PROBLEM TO WORK ON:
Lines before the one containing "Read all visible" are left out; copy that line and every later line through the end of the data exactly.

DATA PROVIDED:
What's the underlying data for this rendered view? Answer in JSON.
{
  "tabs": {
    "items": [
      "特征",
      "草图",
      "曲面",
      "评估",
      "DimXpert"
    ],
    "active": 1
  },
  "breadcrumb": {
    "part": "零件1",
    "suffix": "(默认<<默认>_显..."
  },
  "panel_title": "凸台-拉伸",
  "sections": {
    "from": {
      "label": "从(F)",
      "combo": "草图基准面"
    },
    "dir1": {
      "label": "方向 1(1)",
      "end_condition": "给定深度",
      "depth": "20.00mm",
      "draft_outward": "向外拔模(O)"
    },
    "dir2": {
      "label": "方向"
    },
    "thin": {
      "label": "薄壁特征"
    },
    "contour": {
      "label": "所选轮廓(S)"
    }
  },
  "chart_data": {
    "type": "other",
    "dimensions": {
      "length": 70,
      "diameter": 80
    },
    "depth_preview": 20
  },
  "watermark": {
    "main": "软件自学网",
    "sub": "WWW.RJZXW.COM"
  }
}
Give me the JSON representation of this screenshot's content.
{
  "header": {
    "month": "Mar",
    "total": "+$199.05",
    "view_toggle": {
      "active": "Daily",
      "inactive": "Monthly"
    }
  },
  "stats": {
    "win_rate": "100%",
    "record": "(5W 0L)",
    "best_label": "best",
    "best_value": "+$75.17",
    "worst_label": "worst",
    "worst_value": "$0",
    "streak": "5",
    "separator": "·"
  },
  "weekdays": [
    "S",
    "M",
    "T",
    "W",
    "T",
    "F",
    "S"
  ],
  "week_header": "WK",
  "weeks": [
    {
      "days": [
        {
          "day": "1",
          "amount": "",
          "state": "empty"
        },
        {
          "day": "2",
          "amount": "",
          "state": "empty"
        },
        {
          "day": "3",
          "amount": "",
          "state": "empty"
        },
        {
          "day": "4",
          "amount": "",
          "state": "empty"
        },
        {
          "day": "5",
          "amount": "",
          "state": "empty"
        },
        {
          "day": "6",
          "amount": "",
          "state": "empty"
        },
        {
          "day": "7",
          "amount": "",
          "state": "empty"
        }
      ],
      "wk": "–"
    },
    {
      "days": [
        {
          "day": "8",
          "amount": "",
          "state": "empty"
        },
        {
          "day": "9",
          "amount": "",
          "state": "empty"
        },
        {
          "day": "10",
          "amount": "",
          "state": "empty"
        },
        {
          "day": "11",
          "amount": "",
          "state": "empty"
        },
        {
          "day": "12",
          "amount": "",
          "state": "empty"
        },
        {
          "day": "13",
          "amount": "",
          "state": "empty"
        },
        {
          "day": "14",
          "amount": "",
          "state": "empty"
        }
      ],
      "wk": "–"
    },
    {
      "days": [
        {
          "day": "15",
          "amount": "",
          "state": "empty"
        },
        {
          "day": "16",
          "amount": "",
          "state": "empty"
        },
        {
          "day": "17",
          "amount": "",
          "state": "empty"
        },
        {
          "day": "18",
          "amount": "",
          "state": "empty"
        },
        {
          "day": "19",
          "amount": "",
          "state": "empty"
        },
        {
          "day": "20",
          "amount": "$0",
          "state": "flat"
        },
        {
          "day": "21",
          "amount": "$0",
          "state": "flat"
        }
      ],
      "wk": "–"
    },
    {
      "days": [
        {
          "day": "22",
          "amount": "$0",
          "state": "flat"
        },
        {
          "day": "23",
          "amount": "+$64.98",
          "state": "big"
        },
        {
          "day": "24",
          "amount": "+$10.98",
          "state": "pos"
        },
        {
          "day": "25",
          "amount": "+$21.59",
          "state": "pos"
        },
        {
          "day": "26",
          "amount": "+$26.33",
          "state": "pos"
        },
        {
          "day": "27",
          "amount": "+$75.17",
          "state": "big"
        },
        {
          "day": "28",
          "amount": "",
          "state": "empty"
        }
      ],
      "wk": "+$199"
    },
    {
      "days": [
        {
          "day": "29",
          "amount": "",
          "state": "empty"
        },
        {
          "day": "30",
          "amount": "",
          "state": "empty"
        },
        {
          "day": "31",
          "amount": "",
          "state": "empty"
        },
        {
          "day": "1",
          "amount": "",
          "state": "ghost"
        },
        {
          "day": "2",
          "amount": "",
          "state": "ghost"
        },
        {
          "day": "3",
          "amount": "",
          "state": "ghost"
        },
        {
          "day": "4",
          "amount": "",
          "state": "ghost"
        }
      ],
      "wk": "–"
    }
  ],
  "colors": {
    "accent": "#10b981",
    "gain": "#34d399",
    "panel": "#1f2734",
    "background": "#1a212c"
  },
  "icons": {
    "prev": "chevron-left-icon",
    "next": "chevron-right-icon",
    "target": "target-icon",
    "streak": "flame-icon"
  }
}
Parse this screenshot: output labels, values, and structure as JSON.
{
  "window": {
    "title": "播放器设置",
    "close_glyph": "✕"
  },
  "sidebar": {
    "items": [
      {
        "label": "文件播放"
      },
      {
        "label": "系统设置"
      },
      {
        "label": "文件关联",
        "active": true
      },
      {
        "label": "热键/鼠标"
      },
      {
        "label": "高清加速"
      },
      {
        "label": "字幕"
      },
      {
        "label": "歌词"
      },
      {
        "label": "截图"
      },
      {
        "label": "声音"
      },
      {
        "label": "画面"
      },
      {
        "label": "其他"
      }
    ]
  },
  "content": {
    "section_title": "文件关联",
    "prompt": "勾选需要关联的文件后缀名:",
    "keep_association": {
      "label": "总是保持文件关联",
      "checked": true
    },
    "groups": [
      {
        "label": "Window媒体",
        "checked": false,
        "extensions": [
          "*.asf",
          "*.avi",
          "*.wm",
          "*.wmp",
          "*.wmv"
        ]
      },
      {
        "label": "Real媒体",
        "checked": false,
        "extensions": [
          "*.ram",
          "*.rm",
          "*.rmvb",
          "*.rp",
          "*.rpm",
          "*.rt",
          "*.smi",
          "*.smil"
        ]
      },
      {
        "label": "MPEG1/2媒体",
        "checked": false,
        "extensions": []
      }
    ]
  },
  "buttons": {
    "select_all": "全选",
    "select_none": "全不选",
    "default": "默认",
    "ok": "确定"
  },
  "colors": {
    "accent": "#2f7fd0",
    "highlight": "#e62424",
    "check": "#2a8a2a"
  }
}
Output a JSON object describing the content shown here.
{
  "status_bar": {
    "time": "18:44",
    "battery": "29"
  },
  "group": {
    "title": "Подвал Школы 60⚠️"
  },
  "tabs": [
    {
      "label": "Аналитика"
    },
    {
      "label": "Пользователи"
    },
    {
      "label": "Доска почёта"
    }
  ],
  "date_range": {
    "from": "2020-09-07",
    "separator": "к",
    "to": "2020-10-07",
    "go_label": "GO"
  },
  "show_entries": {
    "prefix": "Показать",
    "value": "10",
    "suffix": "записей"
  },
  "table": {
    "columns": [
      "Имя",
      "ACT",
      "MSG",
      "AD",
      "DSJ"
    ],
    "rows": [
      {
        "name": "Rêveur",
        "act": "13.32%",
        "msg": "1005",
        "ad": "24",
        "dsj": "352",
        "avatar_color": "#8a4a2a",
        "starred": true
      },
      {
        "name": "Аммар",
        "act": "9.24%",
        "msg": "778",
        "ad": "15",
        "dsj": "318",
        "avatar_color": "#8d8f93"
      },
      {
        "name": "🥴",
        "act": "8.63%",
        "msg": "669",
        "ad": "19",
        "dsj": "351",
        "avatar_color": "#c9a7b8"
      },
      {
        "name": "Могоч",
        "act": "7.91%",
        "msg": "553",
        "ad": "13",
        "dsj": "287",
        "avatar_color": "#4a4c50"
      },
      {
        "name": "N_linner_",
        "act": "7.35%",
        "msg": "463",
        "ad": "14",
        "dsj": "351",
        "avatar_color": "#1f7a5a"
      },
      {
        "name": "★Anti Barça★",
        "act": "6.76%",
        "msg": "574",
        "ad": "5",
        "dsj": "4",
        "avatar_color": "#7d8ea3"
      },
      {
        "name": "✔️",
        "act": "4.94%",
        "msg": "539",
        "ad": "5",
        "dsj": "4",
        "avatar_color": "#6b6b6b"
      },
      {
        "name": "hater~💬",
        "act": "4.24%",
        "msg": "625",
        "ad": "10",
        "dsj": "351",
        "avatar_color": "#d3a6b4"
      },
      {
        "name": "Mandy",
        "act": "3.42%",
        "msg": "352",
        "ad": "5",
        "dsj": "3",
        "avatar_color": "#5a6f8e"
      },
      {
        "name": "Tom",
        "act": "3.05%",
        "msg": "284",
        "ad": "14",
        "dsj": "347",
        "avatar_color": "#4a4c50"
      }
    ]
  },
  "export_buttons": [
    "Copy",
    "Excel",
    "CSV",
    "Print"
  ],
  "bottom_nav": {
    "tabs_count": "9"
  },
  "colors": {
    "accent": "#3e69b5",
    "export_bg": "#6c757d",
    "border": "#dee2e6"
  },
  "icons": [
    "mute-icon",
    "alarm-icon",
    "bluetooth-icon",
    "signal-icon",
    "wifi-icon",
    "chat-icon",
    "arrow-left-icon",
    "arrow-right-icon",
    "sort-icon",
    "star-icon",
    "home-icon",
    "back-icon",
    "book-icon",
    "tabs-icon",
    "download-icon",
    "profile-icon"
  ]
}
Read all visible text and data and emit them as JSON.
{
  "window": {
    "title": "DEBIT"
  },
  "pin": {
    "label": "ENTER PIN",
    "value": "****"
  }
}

REPLY:
Read all visible text and data and emit them as JSON.
{
  "window": {
    "title": "DEBIT"
  },
  "pin": {
    "label": "ENTER PIN",
    "value": "****"
  }
}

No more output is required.